[Stored records]
•••
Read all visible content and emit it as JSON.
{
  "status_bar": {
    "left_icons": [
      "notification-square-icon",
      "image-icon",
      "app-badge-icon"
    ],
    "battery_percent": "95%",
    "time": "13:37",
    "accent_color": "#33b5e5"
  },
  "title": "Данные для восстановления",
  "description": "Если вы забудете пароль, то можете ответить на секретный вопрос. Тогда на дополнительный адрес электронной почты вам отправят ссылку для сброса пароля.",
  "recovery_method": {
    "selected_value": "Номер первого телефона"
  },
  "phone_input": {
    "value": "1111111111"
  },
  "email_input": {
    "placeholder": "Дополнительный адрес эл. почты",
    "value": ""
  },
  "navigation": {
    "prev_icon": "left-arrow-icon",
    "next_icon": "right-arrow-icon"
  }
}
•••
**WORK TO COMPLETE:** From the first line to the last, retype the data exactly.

**ANSWER BOX:**
Read all visible content and emit it as JSON.
{
  "status_bar": {
    "left_icons": [
      "notification-square-icon",
      "image-icon",
      "app-badge-icon"
    ],
    "battery_percent": "95%",
    "time": "13:37",
    "accent_color": "#33b5e5"
  },
  "title": "Данные для восстановления",
  "description": "Если вы забудете пароль, то можете ответить на секретный вопрос. Тогда на дополнительный адрес электронной почты вам отправят ссылку для сброса пароля.",
  "recovery_method": {
    "selected_value": "Номер первого телефона"
  },
  "phone_input": {
    "value": "1111111111"
  },
  "email_input": {
    "placeholder": "Дополнительный адрес эл. почты",
    "value": ""
  },
  "navigation": {
    "prev_icon": "left-arrow-icon",
    "next_icon": "right-arrow-icon"
  }
}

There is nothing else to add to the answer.